This workshop considers the real nature of Greco-Roman and early Jewish culture, and asks and answers how this should change the way we read various passages in the New Testament related to women and their roles.
Confucians believe that all virtue begins with adhering to filial piety because practicing filial piety teaches a person how to relate properly to those who are different from them. The patriarchal hierarchy imbedded in Confucianism, however, breaks the original design of harmony through filial piety and results in male dominance. This oppressive tendency is in dire need of the healing power of the gospel seen in women’s role in New Testament household codes.
This lecture covers an array of exegetical views expressed by Christian commentators of the ancient, medieval, and Reformation eras, and how their perspectives and concerns can be surprisingly similar to the concerns of feminist and womanist critics today.
1 Timothy 2:8-15 is the primary verse that has been used to exclude women from teaching and leadership in the church. However, a careful examination of the passage in its context shows that it is most likely addressing false teaching and myths about marriage and childbirth that were spreading from house to house. As in 1 Corinthians 11:34, Paul wants women to be taught at home, as he corrects behavior and content, and answers a central concern of all women historically: How do we deal with maternal mortality?
This lecture begins with the identification of the topics of gender and justice. Johnson then examines the challenge of looking at justice issues in ancient societies from the contemporary perspective.
Ignorance of the doctrine of the Trinity is endemic in the church. Karl Barth initiated a change, at least for theologians. Now theologians agree that the doctrine of the Trinity is the foundational Christian doctrine. We Christians on the basis of Scripture believe that God is one yet three co-equal "persons" (not individuals). Moreover, the divine three work as one (being and function are two sides of one coin). Thus, according to historic orthodoxy and modern theology, the Trinity is inherently "anti-subordinationist."
In this lecture, Hadadd asks: what does the church imply about women's ontology. She explains the three most common views about women, ontology, and authority in the church today before explaining the meaning of ontology.

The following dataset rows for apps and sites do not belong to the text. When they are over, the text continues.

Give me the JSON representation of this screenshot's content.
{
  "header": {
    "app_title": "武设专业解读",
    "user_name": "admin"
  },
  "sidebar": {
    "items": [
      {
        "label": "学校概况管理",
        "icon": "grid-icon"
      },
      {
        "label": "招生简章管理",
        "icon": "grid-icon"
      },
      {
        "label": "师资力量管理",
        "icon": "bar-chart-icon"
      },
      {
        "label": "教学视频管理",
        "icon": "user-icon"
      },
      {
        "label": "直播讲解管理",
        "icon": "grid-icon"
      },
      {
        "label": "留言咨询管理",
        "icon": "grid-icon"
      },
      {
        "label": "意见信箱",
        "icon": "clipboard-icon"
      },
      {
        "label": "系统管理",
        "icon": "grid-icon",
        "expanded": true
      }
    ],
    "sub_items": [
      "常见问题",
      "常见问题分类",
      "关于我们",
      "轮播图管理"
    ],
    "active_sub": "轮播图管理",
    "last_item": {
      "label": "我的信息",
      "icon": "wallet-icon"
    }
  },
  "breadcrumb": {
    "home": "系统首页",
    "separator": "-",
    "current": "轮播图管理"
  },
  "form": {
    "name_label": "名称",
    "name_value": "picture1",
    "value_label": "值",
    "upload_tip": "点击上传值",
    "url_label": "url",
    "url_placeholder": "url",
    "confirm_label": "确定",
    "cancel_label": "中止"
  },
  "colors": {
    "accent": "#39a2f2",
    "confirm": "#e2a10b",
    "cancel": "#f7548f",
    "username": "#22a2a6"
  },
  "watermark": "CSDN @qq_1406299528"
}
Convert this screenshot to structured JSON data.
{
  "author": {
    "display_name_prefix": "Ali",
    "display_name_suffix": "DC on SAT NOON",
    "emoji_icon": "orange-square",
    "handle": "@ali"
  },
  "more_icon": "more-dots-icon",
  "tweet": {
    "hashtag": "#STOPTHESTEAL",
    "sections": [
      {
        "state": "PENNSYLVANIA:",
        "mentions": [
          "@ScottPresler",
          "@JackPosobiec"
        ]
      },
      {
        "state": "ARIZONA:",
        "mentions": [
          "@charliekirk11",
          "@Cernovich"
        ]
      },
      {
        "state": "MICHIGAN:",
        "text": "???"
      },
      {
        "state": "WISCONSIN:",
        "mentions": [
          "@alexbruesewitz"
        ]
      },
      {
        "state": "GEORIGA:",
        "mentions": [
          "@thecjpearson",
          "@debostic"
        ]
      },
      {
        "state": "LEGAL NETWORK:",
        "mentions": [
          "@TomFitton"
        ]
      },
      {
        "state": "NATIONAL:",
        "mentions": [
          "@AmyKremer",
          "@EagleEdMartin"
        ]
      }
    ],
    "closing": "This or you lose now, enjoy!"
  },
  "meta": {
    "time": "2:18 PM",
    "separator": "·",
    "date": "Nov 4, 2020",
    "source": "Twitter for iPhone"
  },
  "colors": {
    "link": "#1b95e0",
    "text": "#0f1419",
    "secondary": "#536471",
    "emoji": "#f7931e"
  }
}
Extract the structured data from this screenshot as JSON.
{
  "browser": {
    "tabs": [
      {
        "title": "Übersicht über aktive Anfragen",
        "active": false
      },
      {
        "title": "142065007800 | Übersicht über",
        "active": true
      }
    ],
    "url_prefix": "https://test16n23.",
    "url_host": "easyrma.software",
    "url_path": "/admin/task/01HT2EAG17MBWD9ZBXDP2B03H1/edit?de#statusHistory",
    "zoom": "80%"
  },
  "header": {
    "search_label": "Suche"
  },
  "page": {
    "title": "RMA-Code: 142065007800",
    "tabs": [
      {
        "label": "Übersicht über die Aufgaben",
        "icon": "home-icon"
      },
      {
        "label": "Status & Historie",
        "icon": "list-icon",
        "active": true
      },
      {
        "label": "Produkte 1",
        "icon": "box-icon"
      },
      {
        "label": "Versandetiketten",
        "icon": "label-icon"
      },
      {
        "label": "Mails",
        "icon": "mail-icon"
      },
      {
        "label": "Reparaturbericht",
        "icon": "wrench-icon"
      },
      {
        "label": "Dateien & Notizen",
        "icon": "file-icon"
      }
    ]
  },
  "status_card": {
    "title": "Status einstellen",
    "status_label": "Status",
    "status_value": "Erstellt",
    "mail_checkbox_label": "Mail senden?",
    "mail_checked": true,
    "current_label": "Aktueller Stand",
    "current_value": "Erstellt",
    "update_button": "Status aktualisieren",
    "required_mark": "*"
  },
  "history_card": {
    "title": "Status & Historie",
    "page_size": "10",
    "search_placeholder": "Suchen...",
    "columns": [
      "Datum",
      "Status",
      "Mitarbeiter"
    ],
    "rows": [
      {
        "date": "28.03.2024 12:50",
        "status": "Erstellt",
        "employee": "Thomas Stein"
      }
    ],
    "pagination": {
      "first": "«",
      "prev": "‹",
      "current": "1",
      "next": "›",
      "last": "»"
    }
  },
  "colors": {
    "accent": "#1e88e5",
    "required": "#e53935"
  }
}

Finally, she traces the church's view of women, ontology, and authority throughout the years, from the early church to the 1900s.